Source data
━━━━━━━━━━

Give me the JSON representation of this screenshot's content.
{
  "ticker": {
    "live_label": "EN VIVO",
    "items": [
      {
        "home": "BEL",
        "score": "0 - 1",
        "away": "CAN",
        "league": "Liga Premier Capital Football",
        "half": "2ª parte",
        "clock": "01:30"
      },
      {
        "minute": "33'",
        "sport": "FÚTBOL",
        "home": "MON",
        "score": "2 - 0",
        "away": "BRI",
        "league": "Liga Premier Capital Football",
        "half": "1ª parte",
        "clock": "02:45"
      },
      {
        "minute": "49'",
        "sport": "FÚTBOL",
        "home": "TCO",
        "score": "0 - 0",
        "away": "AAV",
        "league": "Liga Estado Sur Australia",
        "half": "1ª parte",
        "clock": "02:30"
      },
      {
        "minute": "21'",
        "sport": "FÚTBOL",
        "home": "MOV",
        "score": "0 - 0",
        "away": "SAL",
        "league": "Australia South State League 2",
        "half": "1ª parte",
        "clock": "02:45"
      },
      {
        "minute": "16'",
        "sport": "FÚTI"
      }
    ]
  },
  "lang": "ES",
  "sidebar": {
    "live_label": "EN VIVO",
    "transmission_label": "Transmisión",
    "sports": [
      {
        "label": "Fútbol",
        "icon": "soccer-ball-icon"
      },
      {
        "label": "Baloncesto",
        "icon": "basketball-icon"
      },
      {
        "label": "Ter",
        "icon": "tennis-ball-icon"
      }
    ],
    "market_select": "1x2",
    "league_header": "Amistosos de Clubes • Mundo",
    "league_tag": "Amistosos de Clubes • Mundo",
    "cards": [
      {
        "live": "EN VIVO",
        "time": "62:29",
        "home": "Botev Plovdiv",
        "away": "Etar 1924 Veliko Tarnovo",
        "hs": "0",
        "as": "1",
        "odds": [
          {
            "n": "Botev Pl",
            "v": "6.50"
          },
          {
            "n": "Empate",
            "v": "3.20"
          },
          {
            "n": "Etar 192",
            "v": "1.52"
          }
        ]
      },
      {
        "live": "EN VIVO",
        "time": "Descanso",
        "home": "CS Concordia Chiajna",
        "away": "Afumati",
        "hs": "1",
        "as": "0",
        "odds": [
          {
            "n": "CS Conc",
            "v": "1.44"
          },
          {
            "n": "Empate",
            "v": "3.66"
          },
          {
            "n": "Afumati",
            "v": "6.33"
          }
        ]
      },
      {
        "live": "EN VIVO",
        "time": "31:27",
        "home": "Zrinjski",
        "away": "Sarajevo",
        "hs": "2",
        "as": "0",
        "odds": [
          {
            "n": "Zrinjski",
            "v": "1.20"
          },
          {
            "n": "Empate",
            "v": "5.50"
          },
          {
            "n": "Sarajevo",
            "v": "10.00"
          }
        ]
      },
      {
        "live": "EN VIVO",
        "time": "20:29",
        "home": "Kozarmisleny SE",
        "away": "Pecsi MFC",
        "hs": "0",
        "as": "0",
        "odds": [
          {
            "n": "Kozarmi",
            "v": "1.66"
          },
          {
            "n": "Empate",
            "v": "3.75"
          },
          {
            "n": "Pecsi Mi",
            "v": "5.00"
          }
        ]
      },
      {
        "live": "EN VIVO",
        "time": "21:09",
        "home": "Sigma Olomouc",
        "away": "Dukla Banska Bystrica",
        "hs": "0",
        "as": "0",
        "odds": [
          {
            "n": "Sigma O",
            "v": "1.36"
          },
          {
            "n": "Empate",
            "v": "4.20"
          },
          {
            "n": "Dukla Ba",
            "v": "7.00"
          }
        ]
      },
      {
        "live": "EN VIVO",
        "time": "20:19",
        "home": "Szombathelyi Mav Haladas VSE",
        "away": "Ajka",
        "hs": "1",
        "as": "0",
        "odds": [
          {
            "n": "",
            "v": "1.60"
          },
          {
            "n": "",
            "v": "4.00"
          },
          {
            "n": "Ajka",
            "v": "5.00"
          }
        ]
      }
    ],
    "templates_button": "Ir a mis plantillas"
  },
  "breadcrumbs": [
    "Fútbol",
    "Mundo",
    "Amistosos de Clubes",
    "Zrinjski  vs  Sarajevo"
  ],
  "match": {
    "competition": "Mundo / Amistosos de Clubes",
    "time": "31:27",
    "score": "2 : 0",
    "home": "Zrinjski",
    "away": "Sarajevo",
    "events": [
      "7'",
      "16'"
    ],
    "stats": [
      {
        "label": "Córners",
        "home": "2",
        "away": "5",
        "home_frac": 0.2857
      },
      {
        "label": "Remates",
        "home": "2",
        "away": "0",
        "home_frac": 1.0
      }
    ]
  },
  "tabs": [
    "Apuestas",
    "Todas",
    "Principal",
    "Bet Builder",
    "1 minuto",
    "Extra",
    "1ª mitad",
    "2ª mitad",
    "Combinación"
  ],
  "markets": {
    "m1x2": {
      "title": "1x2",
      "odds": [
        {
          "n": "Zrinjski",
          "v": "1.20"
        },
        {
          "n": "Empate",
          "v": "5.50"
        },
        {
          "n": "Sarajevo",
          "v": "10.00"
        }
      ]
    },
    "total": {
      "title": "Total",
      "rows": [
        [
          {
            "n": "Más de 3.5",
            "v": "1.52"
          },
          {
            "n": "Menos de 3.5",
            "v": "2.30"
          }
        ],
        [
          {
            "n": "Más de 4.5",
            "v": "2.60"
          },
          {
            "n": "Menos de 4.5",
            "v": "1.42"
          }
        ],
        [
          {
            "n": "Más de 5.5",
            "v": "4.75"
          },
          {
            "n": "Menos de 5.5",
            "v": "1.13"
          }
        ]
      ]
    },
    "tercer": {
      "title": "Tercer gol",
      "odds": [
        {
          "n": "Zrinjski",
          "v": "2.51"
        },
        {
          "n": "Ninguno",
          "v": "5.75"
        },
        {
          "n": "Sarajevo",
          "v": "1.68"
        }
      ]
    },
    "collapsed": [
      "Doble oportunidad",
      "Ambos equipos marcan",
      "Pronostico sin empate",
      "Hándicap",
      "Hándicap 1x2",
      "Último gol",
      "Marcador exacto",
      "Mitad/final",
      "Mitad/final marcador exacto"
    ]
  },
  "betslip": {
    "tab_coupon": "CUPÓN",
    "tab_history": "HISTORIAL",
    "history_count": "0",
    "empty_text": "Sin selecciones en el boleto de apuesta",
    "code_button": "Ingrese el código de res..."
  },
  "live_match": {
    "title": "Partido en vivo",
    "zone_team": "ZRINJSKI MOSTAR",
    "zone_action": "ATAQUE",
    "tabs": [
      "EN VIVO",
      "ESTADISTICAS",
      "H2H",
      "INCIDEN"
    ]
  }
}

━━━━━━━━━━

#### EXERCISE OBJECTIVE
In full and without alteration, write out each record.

#### EXPECTED ANSWER
Give me the JSON representation of this screenshot's content.
{
  "ticker": {
    "live_label": "EN VIVO",
    "items": [
      {
        "home": "BEL",
        "score": "0 - 1",
        "away": "CAN",
        "league": "Liga Premier Capital Football",
        "half": "2ª parte",
        "clock": "01:30"
      },
      {
        "minute": "33'",
        "sport": "FÚTBOL",
        "home": "MON",
        "score": "2 - 0",
        "away": "BRI",
        "league": "Liga Premier Capital Football",
        "half": "1ª parte",
        "clock": "02:45"
      },
      {
        "minute": "49'",
        "sport": "FÚTBOL",
        "home": "TCO",
        "score": "0 - 0",
        "away": "AAV",
        "league": "Liga Estado Sur Australia",
        "half": "1ª parte",
        "clock": "02:30"
      },
      {
        "minute": "21'",
        "sport": "FÚTBOL",
        "home": "MOV",
        "score": "0 - 0",
        "away": "SAL",
        "league": "Australia South State League 2",
        "half": "1ª parte",
        "clock": "02:45"
      },
      {
        "minute": "16'",
        "sport": "FÚTI"
      }
    ]
  },
  "lang": "ES",
  "sidebar": {
    "live_label": "EN VIVO",
    "transmission_label": "Transmisión",
    "sports": [
      {
        "label": "Fútbol",
        "icon": "soccer-ball-icon"
      },
      {
        "label": "Baloncesto",
        "icon": "basketball-icon"
      },
      {
        "label": "Ter",
        "icon": "tennis-ball-icon"
      }
    ],
    "market_select": "1x2",
    "league_header": "Amistosos de Clubes • Mundo",
    "league_tag": "Amistosos de Clubes • Mundo",
    "cards": [
      {
        "live": "EN VIVO",
        "time": "62:29",
        "home": "Botev Plovdiv",
        "away": "Etar 1924 Veliko Tarnovo",
        "hs": "0",
        "as": "1",
        "odds": [
          {
            "n": "Botev Pl",
            "v": "6.50"
          },
          {
            "n": "Empate",
            "v": "3.20"
          },
          {
            "n": "Etar 192",
            "v": "1.52"
          }
        ]
      },
      {
        "live": "EN VIVO",
        "time": "Descanso",
        "home": "CS Concordia Chiajna",
        "away": "Afumati",
        "hs": "1",
        "as": "0",
        "odds": [
          {
            "n": "CS Conc",
            "v": "1.44"
          },
          {
            "n": "Empate",
            "v": "3.66"
          },
          {
            "n": "Afumati",
            "v": "6.33"
          }
        ]
      },
      {
        "live": "EN VIVO",
        "time": "31:27",
        "home": "Zrinjski",
        "away": "Sarajevo",
        "hs": "2",
        "as": "0",
        "odds": [
          {
            "n": "Zrinjski",
            "v": "1.20"
          },
          {
            "n": "Empate",
            "v": "5.50"
          },
          {
            "n": "Sarajevo",
            "v": "10.00"
          }
        ]
      },
      {
        "live": "EN VIVO",
        "time": "20:29",
        "home": "Kozarmisleny SE",
        "away": "Pecsi MFC",
        "hs": "0",
        "as": "0",
        "odds": [
          {
            "n": "Kozarmi",
            "v": "1.66"
          },
          {
            "n": "Empate",
            "v": "3.75"
          },
          {
            "n": "Pecsi Mi",
            "v": "5.00"
          }
        ]
      },
      {
        "live": "EN VIVO",
        "time": "21:09",
        "home": "Sigma Olomouc",
        "away": "Dukla Banska Bystrica",
        "hs": "0",
        "as": "0",
        "odds": [
          {
            "n": "Sigma O",
            "v": "1.36"
          },
          {
            "n": "Empate",
            "v": "4.20"
          },
          {
            "n": "Dukla Ba",
            "v": "7.00"
          }
        ]
      },
      {
        "live": "EN VIVO",
        "time": "20:19",
        "home": "Szombathelyi Mav Haladas VSE",
        "away": "Ajka",
        "hs": "1",
        "as": "0",
        "odds": [
          {
            "n": "",
            "v": "1.60"
          },
          {
            "n": "",
            "v": "4.00"
          },
          {
            "n": "Ajka",
            "v": "5.00"
          }
        ]
      }
    ],
    "templates_button": "Ir a mis plantillas"
  },
  "breadcrumbs": [
    "Fútbol",
    "Mundo",
    "Amistosos de Clubes",
    "Zrinjski  vs  Sarajevo"
  ],
  "match": {
    "competition": "Mundo / Amistosos de Clubes",
    "time": "31:27",
    "score": "2 : 0",
    "home": "Zrinjski",
    "away": "Sarajevo",
    "events": [
      "7'",
      "16'"
    ],
    "stats": [
      {
        "label": "Córners",
        "home": "2",
        "away": "5",
        "home_frac": 0.2857
      },
      {
        "label": "Remates",
        "home": "2",
        "away": "0",
        "home_frac": 1.0
      }
    ]
  },
  "tabs": [
    "Apuestas",
    "Todas",
    "Principal",
    "Bet Builder",
    "1 minuto",
    "Extra",
    "1ª mitad",
    "2ª mitad",
    "Combinación"
  ],
  "markets": {
    "m1x2": {
      "title": "1x2",
      "odds": [
        {
          "n": "Zrinjski",
          "v": "1.20"
        },
        {
          "n": "Empate",
          "v": "5.50"
        },
        {
          "n": "Sarajevo",
          "v": "10.00"
        }
      ]
    },
    "total": {
      "title": "Total",
      "rows": [
        [
          {
            "n": "Más de 3.5",
            "v": "1.52"
          },
          {
            "n": "Menos de 3.5",
            "v": "2.30"
          }
        ],
        [
          {
            "n": "Más de 4.5",
            "v": "2.60"
          },
          {
            "n": "Menos de 4.5",
            "v": "1.42"
          }
        ],
        [
          {
            "n": "Más de 5.5",
            "v": "4.75"
          },
          {
            "n": "Menos de 5.5",
            "v": "1.13"
          }
        ]
      ]
    },
    "tercer": {
      "title": "Tercer gol",
      "odds": [
        {
          "n": "Zrinjski",
          "v": "2.51"
        },
        {
          "n": "Ninguno",
          "v": "5.75"
        },
        {
          "n": "Sarajevo",
          "v": "1.68"
        }
      ]
    },
    "collapsed": [
      "Doble oportunidad",
      "Ambos equipos marcan",
      "Pronostico sin empate",
      "Hándicap",
      "Hándicap 1x2",
      "Último gol",
      "Marcador exacto",
      "Mitad/final",
      "Mitad/final marcador exacto"
    ]
  },
  "betslip": {
    "tab_coupon": "CUPÓN",
    "tab_history": "HISTORIAL",
    "history_count": "0",
    "empty_text": "Sin selecciones en el boleto de apuesta",
    "code_button": "Ingrese el código de res..."
  },
  "live_match": {
    "title": "Partido en vivo",
    "zone_team": "ZRINJSKI MOSTAR",
    "zone_action": "ATAQUE",
    "tabs": [
      "EN VIVO",
      "ESTADISTICAS",
      "H2H",
      "INCIDEN"
    ]
  }
}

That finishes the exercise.